Canada’s Finance Minister Morneau resigned. There are a couple of flashpoints, including Prime Minister Trudeau’s fiscal response to the pandemic and desire to get more directly involved. Also, both Morneau and Trudeau have been caught up in a scandal involving a favoring a charity to which both had ties. Former Bank of Canada and Bank of England Governor Carney has been consulting with Trudeau, and some see him as a likely successor to Morneau. Deputy Prime Minister Freeland is also seen as a candidate.
The political developments in Canada have done no harm to the Canadian dollar, which has continued to march higher. The US dollar has slipped below CAD1.3160 in the European morning to trade at fresh seven-month lows. The intraday technicals are stretched. A bounce toward CAD1.3180-CAD1.3200 would likely be seen as a new opportunity to sell the greenback. The next chart support is seen a little above CAD1.3100. The US dollar low for the year was set in January near CAD1.2960. The greenback is also offered against the Mexican peso as it yields yesterday’s gains. Support is seen in the MXN21.85-MXN21.95 area, as the broad dollar weakness and Mexico’s attractive rates blunt concerns about its domestic economy.
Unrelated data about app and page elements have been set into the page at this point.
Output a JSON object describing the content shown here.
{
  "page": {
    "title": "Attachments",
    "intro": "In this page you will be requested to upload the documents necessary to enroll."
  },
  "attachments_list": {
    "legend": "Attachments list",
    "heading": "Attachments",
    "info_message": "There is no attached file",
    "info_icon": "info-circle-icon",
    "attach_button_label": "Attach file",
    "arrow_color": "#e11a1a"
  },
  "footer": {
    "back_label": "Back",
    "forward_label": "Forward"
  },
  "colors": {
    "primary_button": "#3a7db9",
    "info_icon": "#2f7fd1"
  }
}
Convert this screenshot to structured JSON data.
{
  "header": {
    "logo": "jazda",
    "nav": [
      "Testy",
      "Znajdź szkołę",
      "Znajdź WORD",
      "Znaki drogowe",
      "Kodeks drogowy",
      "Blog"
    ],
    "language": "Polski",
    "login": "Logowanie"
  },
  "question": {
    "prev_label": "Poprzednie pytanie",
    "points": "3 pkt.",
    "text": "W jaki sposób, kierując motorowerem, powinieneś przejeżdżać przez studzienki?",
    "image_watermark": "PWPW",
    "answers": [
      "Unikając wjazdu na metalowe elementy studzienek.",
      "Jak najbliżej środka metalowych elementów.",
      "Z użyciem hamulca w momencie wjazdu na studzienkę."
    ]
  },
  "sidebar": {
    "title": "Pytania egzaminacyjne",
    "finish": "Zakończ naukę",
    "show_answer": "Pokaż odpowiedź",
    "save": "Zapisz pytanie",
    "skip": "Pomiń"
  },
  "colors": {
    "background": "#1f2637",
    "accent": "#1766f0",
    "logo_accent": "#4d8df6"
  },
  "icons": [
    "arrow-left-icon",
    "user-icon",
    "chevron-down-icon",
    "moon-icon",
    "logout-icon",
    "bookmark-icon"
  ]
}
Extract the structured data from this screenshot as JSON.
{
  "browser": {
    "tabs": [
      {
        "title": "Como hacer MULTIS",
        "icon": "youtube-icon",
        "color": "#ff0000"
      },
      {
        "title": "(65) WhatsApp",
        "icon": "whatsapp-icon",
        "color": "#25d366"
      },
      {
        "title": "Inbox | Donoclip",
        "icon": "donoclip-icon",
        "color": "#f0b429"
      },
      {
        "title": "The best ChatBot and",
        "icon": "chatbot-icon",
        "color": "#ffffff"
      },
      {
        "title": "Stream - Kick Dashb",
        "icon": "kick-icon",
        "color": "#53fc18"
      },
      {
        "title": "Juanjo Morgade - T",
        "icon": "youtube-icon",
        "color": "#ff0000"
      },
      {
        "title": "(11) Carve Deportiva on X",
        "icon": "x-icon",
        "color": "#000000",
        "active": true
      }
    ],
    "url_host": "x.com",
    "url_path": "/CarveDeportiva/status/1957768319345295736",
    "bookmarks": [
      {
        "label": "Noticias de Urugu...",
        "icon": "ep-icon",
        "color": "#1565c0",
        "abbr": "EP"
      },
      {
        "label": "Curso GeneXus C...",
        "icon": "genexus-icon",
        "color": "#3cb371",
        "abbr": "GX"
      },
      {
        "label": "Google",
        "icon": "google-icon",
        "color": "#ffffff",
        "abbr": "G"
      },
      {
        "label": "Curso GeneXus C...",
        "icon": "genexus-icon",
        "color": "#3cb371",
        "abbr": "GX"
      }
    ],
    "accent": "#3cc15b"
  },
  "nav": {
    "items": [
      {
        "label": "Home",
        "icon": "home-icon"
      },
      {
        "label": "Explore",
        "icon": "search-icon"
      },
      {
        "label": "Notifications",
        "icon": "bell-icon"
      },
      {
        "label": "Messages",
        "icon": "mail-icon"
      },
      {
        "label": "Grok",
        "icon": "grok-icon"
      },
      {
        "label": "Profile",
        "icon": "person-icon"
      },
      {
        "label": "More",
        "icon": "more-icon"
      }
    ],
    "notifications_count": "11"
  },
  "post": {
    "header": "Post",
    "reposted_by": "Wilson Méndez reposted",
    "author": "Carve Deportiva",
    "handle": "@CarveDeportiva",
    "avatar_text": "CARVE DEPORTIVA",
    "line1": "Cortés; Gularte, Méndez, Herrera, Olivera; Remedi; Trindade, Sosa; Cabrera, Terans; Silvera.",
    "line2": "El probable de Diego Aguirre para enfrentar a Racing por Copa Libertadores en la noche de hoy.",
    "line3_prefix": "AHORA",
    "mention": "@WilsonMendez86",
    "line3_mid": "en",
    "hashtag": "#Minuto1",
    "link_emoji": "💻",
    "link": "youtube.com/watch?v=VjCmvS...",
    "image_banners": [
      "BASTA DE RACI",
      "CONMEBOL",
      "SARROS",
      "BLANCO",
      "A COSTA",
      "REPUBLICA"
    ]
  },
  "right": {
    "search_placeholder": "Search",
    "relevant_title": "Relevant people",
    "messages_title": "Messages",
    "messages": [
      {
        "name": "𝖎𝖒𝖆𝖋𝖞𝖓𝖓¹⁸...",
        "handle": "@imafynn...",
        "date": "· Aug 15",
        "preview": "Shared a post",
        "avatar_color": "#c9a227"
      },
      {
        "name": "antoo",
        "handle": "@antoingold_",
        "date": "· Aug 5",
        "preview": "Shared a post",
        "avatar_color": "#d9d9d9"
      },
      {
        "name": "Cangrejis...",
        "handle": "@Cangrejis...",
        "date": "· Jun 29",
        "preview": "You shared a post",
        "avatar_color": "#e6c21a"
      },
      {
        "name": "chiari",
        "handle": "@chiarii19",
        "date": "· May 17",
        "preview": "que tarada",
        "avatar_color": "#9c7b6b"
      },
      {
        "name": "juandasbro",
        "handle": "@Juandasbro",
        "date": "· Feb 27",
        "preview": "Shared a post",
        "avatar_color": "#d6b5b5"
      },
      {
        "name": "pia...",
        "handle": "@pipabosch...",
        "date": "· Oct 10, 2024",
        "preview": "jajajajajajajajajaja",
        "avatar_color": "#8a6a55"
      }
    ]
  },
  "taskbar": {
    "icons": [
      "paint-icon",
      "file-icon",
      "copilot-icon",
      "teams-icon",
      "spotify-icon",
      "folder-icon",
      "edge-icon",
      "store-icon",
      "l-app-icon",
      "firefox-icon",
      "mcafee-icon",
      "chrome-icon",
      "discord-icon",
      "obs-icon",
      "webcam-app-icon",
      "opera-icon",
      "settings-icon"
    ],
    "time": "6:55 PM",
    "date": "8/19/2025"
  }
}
The Brazilian real will be in focus today. It was the weakest currency in the world yesterday, and the dollar settled above BRL5.50 for the first time since the end of June. Concerns about fiscal policy plans with low real rates provided a weak backdrop for concerns over the futures of the market-friendly finance minister (Guedes).